→ Assignment:
State how many lines in the entries below contain "time". Write nothing but the number.

→ Data excerpts:
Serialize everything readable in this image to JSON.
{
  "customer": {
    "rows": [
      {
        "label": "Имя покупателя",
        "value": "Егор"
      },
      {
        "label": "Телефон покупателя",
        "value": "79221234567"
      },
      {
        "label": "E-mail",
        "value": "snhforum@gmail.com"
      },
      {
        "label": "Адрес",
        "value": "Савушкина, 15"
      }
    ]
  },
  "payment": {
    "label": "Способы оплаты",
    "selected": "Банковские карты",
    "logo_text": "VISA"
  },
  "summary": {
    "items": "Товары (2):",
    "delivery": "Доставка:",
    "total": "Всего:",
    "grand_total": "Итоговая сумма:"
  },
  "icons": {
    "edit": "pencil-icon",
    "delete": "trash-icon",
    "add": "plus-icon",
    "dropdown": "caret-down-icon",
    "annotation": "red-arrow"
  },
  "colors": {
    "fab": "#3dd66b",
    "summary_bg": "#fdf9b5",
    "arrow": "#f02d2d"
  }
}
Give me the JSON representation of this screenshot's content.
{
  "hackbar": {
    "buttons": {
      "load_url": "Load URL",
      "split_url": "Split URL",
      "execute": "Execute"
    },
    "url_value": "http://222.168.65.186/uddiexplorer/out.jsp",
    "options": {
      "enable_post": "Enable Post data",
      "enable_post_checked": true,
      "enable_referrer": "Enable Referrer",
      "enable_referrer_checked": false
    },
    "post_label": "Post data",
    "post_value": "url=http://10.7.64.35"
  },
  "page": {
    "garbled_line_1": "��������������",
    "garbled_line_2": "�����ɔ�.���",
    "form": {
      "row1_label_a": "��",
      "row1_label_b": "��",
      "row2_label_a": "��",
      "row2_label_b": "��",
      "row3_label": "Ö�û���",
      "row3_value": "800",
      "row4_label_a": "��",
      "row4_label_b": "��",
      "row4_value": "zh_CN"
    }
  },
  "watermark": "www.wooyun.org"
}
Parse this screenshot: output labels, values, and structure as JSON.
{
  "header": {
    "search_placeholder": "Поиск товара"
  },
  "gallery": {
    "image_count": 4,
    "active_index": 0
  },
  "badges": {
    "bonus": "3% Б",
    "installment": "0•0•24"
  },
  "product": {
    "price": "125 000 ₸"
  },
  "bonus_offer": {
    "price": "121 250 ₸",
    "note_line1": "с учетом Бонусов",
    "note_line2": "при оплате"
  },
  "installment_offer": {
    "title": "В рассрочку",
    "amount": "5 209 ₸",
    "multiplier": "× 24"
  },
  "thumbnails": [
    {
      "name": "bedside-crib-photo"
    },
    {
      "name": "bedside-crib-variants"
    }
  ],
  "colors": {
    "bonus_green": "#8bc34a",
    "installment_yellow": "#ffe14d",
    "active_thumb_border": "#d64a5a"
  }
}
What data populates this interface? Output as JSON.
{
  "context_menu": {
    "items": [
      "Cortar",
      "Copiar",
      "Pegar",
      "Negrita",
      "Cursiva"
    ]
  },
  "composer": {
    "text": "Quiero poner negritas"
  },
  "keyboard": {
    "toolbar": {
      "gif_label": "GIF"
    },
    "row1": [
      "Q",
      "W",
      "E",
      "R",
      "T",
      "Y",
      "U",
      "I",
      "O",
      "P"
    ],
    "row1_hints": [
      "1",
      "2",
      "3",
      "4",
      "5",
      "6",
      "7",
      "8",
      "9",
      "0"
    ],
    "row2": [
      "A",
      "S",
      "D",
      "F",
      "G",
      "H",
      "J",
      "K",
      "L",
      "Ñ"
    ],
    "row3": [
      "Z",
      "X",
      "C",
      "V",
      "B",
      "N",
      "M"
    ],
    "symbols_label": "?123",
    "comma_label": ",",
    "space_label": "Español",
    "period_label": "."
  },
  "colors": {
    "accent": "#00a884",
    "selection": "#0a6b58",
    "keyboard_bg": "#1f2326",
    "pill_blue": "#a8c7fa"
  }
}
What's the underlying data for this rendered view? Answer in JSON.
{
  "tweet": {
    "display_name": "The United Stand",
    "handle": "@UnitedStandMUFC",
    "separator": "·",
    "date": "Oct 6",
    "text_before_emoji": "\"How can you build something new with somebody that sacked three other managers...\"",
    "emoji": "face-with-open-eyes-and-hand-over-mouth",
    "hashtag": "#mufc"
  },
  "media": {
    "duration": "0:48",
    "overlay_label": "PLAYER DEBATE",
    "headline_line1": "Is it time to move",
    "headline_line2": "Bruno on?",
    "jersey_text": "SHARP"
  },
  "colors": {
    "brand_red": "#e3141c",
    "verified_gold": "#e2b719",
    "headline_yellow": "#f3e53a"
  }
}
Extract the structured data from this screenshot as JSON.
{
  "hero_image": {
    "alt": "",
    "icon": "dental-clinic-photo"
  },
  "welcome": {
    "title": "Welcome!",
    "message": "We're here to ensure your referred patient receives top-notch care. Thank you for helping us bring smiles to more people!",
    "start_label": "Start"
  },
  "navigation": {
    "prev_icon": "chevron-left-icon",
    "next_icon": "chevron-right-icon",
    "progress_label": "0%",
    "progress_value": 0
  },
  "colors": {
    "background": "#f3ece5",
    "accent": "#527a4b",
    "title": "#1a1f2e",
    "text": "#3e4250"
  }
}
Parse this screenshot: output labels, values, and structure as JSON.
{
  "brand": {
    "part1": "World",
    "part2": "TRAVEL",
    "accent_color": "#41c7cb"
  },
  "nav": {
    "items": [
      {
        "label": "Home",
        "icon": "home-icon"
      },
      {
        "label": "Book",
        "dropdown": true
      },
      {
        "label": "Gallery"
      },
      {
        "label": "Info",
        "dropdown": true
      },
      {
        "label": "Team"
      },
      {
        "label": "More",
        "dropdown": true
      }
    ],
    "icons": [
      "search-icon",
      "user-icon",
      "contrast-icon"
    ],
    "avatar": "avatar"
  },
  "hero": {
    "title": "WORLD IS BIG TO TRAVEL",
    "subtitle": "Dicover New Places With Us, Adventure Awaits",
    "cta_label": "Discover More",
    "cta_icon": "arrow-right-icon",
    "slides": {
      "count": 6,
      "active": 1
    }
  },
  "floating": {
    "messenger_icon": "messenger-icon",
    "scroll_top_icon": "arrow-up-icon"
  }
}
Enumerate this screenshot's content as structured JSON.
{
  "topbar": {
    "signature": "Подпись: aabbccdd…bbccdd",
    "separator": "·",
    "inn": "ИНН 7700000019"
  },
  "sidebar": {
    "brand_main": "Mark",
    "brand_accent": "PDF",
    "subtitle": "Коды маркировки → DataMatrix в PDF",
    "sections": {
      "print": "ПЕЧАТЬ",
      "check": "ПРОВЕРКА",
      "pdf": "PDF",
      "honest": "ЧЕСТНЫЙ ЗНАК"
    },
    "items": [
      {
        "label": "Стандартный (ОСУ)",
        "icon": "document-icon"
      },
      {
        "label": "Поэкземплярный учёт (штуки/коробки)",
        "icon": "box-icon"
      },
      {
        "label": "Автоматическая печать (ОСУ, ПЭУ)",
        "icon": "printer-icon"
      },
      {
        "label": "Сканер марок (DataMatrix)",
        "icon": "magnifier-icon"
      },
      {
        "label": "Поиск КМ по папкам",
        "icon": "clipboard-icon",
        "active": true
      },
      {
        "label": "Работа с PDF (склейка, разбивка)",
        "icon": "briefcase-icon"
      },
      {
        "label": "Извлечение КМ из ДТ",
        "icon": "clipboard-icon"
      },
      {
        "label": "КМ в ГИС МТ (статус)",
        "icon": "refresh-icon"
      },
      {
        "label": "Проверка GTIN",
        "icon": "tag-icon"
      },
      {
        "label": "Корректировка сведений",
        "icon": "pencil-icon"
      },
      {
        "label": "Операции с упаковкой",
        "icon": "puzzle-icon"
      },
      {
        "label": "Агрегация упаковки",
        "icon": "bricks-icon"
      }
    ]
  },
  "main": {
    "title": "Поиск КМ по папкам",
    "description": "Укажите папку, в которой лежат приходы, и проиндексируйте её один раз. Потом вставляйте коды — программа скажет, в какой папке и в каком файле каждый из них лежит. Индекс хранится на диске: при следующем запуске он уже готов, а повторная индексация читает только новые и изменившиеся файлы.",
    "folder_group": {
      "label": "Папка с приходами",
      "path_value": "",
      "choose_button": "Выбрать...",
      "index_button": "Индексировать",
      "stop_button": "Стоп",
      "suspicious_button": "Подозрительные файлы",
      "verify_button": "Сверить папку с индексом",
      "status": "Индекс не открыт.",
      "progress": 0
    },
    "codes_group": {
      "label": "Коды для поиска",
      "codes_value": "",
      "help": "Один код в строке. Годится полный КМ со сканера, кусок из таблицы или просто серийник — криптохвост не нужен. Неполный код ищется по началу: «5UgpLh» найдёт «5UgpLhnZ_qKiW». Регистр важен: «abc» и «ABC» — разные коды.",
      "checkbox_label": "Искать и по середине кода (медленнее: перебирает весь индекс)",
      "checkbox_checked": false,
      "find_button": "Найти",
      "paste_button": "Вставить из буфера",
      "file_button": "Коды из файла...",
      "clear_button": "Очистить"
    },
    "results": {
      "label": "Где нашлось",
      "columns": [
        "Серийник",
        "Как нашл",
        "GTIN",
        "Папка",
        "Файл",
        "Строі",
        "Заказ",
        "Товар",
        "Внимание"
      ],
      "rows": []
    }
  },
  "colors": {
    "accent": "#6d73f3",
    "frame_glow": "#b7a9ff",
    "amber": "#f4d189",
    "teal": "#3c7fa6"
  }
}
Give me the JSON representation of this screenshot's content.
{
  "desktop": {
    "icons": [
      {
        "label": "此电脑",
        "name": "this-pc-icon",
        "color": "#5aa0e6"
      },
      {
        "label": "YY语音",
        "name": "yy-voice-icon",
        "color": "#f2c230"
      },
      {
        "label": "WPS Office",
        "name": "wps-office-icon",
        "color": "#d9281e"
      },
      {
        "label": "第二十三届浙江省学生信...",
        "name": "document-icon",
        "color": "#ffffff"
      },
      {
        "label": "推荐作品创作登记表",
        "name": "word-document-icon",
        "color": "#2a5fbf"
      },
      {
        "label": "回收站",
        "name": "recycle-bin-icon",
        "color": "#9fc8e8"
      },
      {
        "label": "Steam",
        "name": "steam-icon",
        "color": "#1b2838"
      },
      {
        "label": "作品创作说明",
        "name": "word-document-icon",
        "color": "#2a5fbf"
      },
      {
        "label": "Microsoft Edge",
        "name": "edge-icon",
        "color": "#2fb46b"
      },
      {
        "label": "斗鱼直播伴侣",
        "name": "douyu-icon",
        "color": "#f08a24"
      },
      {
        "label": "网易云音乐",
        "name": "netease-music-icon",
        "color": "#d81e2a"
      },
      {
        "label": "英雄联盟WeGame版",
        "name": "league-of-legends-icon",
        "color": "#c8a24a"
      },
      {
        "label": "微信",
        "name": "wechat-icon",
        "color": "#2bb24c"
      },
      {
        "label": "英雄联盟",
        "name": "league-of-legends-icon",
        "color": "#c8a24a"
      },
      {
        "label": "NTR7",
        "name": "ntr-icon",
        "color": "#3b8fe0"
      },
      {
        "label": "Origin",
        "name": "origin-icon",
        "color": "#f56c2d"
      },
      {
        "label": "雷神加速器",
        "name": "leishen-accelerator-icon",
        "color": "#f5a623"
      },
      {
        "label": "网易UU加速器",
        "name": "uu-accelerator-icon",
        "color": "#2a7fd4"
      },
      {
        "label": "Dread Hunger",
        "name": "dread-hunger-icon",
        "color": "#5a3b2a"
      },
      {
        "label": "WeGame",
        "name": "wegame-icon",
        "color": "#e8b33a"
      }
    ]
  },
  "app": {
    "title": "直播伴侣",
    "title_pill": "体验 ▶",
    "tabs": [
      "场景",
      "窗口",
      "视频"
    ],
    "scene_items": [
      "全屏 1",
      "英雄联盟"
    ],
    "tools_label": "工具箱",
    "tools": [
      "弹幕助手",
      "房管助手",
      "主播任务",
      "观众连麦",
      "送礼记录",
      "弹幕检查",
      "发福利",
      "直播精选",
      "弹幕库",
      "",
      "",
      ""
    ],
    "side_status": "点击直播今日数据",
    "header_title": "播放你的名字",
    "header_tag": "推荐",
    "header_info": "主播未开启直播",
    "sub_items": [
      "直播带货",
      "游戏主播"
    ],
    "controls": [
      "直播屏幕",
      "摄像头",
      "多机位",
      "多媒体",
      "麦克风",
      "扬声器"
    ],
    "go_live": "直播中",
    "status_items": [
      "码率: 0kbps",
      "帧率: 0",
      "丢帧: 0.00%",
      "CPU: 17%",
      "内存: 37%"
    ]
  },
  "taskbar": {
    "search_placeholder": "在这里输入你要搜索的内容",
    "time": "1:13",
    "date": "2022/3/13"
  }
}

→ Your response:
2